10. The B's use the same polyphonic SID chip as the C64! Unfortunately the command POKE's are different. You have to convert audio written for the C64 first before you can play it on a B. See The Commodore B 128 Programmer's Reference Guide for details. Given the extra horsepower of the B vs. a C64, there is the potential for even better audio!
11. Make sure your IEEE cables are grounded properly. If your screen display "rolls" while in operation, it could be due to an improperly grounded IEEE cable. Some 8050 drives will cause the monitor display to roll no matter what you do. Try keeping them separated.
12. Can't read or write to diskettes?
a. Clean the single-sided drive head with a high-percentage isopropyl alcohol (90%+).
b. The spin of U.S. 8050 IEEE drives must be 300 RPM. A program for testing the drive speed can be found on CBUG release disk #83
c. Before you use a disk you must format it. The command is: header "disknamehere", d0, i01 (assuming you have a disk in drive 0 of an 8050 drive). NOTE: i01 assigns the identification name/number; 01” can be substituted for any two alpha characters.
d. The command: ?ds$ will tell you if the processor board of the disk drive is OK or not. The response you want will be something like: "73, cbm dos v. 2.x"
e. If your drive lights are blinking, use the user's guide to diagnose the blink pattern for hardware problems.
f. Carefully press tight and/or re-seat chips to strengthen IC connections to board.
13. To copy files to and from non-B systems
a. BeeLine v.2.1 terminal software XMODEM. Try an AVATEX modem.
b. Copy files from IBM format using CMD's WCOPY+ software, attach a IEEE/serial converter to a C-64/128 computer so that you can interface with an IEEE drive and voila! (sort of) It ain't easy!
c. I have never done this before, but you can use the FAST BUS system developed by CBUG members. See CBUG #84 for details. I have some parts for this system, but have not attempted as of this writing.
14. Before powering up a 8050 drive, remove all diskettes to avoid accidental destruction of data. This can happen!
15. Working B Series diskettes are precious, so make diskette backups! Here are some options:
a. On a 8050 drive assuming the source is in drive 0, destination is in drive 1:
COPY D0 "sourcefile" TO D1 "destfile" (copy only, don't format)
BACKUP D0 TO D1 (formats dest. disk in drive 1 first and copies all)
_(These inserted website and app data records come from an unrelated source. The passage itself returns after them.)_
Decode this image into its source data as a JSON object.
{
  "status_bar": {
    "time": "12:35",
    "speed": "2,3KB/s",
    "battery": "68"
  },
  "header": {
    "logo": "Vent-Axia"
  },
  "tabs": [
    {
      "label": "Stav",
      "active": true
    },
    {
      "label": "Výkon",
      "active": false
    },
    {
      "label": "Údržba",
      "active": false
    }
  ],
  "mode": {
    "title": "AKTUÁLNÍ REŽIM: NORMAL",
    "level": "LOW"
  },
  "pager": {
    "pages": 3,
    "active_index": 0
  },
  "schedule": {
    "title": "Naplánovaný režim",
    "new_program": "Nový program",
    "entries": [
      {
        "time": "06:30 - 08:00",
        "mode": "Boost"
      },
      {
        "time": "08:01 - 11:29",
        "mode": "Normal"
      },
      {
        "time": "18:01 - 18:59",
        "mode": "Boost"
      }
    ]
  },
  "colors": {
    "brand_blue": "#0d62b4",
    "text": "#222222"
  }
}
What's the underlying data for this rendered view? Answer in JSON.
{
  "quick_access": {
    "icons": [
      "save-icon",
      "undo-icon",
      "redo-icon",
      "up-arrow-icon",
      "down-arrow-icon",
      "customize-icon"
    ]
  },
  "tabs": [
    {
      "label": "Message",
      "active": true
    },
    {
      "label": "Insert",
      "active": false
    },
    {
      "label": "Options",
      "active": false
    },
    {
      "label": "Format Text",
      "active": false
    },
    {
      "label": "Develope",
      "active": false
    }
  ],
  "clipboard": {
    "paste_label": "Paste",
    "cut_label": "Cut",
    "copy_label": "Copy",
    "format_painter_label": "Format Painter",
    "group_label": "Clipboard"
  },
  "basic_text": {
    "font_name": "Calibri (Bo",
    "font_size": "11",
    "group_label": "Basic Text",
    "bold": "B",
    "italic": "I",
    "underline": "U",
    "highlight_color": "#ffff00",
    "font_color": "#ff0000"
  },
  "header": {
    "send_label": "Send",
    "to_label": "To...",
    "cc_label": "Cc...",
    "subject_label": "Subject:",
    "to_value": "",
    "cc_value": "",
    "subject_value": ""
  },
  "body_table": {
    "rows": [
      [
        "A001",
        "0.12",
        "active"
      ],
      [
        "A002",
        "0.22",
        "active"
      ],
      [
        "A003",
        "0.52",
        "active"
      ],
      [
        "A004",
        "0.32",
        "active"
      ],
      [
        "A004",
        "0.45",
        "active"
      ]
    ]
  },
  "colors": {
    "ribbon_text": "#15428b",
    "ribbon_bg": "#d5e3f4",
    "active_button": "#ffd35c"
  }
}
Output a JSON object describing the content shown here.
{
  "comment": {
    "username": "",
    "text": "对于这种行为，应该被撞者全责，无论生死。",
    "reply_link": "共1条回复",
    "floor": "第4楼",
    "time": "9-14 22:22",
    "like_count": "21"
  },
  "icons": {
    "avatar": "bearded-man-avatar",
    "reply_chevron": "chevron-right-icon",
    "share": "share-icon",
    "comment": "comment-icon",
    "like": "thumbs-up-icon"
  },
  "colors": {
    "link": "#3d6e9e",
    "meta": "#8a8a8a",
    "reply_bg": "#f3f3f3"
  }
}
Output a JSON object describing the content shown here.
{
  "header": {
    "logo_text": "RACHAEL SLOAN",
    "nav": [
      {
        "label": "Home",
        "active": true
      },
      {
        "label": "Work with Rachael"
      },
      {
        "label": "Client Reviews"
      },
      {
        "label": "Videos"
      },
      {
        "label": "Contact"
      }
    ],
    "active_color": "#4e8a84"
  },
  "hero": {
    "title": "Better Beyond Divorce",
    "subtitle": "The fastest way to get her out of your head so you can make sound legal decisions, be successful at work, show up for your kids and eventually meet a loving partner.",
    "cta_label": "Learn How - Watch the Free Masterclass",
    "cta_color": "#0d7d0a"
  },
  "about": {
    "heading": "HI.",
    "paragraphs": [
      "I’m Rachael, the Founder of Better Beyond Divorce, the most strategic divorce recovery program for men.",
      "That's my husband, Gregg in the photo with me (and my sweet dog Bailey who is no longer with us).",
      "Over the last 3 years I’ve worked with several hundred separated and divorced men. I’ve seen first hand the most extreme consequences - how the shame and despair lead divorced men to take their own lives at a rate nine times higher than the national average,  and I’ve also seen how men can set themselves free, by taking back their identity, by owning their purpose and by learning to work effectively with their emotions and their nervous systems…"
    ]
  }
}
b. CBUG #46 has a utility called copy-all b128.4” by Liz Deal that I like.
16. Most word processing for the B Series was done with SuperScript II. The file extension is SEQ.
17. Most database programming for the B Series is was done using SuperBase. The file extension for SuperBase files is also SEQ, so if you can't read a file in SuperScript, try SuperBase (or SuperOffice).
18. A B-128 can get pretty hot. If you place a fan to blow lightly on the computer you will prolong its life. Don't store diskettes on top of the B-128, or 8050 drive for that matter.
The following was taken from Commodore service manuals and technical news letters, plus CBUG. Post date is last update, this record will be updated as new tips are located.
The most useful thing here is the match between the blink codes and the location on the PCB/part that is faulty.
More Commodore IEEE Drive Blink Codes
If the drive seems OK but will not locate (file not found) or run programs, try this:
...this command will help the drive head find its way back on track. That and cleaning the drive head itself with isopropyl alcohol is often the solution to a lazy drive.